Art Davis, the renowned double bassist who played with John Coltrane and other jazz greats, has died. He was 73.
Davis died of a heart attack Sunday at his home in Long Beach, his son Kimaili Davis told the Los Angeles Times for a story in Saturday’s editions.
Davis was blacklisted in the 1970s for speaking up about racism in the music industry, then later earned a doctorate in clinical psychology and balanced performance dates with appointments to see patients.
“He was adventurous with his approach to playing music,” said pianist Nate Morgan, who played with the elder Davis intermittently over the last 10 years. “It takes a certain amount of integrity to step outside the box and say, ‘I like it here and I’m going to hang here for a while.”’
Known for his stunning and complete mastery of the instrument, Davis was able to jump between genres. He played classical music with the New York Philharmonic, was a member of the NBC, Westinghouse and CBS orchestras, and played for Broadway shows.

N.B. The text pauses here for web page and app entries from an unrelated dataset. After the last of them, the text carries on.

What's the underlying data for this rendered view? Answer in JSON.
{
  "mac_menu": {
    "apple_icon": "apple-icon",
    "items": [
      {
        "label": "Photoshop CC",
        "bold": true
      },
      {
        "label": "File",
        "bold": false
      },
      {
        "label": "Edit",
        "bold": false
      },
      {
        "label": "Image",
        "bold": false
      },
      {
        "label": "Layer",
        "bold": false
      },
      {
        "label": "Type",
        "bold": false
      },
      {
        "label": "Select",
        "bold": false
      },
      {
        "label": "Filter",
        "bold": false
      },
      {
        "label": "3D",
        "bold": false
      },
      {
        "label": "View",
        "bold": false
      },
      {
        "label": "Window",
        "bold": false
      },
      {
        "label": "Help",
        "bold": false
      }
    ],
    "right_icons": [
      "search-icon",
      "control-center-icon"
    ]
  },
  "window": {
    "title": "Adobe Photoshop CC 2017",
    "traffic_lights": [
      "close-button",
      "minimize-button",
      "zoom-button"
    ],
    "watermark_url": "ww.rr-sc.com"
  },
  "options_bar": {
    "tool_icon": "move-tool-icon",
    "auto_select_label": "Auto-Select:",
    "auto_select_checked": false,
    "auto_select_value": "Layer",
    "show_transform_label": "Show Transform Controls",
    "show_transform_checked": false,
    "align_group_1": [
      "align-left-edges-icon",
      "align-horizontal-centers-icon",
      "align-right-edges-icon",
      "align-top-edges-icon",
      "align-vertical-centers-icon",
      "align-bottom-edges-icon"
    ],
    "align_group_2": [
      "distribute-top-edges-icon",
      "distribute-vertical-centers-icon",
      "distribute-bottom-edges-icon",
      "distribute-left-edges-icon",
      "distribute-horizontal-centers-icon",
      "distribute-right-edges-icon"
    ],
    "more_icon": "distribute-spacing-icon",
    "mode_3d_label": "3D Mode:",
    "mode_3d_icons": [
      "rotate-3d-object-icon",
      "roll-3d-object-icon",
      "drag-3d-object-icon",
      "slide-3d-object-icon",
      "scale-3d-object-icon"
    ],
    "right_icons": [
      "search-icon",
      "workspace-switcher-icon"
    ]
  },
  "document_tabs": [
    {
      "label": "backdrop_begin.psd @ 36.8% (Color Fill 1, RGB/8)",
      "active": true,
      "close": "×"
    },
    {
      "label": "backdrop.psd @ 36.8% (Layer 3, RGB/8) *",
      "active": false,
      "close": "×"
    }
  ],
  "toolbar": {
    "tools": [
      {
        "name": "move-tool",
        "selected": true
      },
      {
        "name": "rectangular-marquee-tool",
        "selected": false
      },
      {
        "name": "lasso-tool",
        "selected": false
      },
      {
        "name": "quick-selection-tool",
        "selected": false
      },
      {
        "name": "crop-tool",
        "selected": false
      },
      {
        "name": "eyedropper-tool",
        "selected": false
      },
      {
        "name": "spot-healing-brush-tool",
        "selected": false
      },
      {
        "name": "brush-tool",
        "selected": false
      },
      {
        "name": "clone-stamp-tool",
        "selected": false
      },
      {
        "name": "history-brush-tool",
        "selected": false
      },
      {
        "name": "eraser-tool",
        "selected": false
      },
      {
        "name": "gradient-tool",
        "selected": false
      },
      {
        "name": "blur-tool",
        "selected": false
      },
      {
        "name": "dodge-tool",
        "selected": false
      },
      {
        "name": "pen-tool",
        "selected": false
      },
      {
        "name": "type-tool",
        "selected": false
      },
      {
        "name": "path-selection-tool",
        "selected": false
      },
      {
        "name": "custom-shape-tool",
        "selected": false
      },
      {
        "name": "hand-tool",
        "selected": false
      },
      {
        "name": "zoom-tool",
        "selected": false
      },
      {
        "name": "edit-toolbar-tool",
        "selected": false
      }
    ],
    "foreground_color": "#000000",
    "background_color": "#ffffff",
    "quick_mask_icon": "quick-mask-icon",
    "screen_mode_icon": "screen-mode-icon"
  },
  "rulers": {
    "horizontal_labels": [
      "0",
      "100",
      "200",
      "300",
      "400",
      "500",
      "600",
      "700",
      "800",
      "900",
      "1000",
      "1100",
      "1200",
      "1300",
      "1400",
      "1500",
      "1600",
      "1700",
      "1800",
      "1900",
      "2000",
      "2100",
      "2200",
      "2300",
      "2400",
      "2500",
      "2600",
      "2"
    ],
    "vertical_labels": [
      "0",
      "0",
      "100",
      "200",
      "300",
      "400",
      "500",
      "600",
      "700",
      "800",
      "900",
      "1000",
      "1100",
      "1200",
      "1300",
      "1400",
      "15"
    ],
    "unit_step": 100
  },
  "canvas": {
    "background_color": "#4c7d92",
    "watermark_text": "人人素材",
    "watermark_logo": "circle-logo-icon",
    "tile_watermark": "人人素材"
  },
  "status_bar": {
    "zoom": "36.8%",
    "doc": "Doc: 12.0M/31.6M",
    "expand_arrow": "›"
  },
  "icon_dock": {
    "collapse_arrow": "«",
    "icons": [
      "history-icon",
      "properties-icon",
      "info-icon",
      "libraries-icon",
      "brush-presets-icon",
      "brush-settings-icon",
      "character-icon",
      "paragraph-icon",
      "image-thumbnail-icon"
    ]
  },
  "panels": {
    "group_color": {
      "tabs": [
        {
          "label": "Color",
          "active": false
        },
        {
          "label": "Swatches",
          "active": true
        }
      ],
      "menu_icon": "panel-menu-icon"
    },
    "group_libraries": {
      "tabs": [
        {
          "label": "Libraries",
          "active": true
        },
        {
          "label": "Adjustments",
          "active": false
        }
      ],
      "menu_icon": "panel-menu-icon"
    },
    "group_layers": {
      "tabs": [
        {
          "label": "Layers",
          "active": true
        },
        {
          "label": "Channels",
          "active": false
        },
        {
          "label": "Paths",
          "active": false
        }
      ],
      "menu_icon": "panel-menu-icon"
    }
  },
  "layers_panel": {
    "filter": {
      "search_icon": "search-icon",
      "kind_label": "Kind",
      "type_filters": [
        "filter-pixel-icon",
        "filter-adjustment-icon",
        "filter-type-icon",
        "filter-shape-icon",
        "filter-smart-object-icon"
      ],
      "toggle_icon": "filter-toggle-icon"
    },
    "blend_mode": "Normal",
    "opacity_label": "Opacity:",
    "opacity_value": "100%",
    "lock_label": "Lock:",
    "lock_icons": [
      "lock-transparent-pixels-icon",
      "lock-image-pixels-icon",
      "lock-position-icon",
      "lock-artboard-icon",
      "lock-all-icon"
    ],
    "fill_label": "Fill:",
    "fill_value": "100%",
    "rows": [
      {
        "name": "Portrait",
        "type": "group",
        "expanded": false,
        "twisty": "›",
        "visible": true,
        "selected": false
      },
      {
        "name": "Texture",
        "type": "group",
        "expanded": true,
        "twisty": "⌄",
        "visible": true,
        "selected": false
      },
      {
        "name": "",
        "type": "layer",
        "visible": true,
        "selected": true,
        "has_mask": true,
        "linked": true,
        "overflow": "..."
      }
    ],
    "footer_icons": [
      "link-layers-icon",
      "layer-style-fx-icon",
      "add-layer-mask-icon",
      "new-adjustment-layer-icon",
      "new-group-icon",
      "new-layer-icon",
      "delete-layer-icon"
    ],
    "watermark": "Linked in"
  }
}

The most enriching experience of his career was collaborating with John Coltrane. Described by jazz critic Nat Hentoff as Coltrane’s favorite bassist, Davis performed on the saxophonist’s albums including “Ascension,” Volumes 1 and 2 of “The Africa/Brass Sessions” and “Ole Coltrane.”
The two musicians met one night in the late 1950s at Small’s Paradise, a jazz club in Harlem.
Davis viewed his instrument as “the backbone of the band,” one that should “inspire the group by proposing harmonic information with a certain sound quality and rhythmic impulses,” Davis said in an excerpt from So What magazine posted on his Web site.
By following his own advice, Davis’ career flourished. He played with a long and varied list of artists: Thelonious Monk, Duke Ellington, Rahsaan Roland Kirk, Louis Armstrong, Judy Garland, John Denver, the trio Peter, Paul and Mary and Bob Dylan.
Battling racial prejudiceDavis began studying piano at age 5 in Harrisburg, Pa., where he was born in 1933. By sixth grade Davis studied the tuba in school because it was the only instrument available, he said.
By 1951 he decided to make music his career. He chose the double bass, believing it would allow more opportunities to make a living. At age 17 he studied with the principal double bassist at the Philadelphia Orchestra. But when he auditioned for his hometown’s symphony, the audition committee was so unduly harsh and demanding that the conductor Edwin MacArthur questioned their objectivity.
“The answer was, ‘Well, he’s colored,’ and there was silence,” Davis recalled in a 2002 article in Double Bassist magazine. “Finally MacArthur burst out, ‘If you don’t want him, then you don’t want me.’ So they quickly got together and accepted me.”
After high school, Davis studied classical music on scholarship at the Manhattan School of Music and the Juilliard School of Music. At night he played jazz in New York clubs.
In the 1970s, his fortunes waned after he filed an unsuccessful discrimination lawsuit against the New York Philharmonic. Like other black musicians who challenged job hiring practices, he lost work and industry connections.
With less work coming his way, Davis returned to school and in 1981 earned a doctorate in clinical psychology from New York University. For many years he was a practicing psychologist while also working as a musician.
As a result of his lawsuit and protest, Davis played a key role in the increased use of the so-called blind audition, in which musicians are heard but not seen by those evaluating them, Hentoff said.
The accomplished musician also pioneered a fingering technique for the bass and wrote “The Arthur Davis System for Double Bass.”
Davis also wore the hat of university professor. He taught at UC Irvine for two years. Most recently Davis was a part-time music instructor at Orange Coast College in Costa Mesa.
Besides his son Kimaili, Davis is survived by another son and a daughter.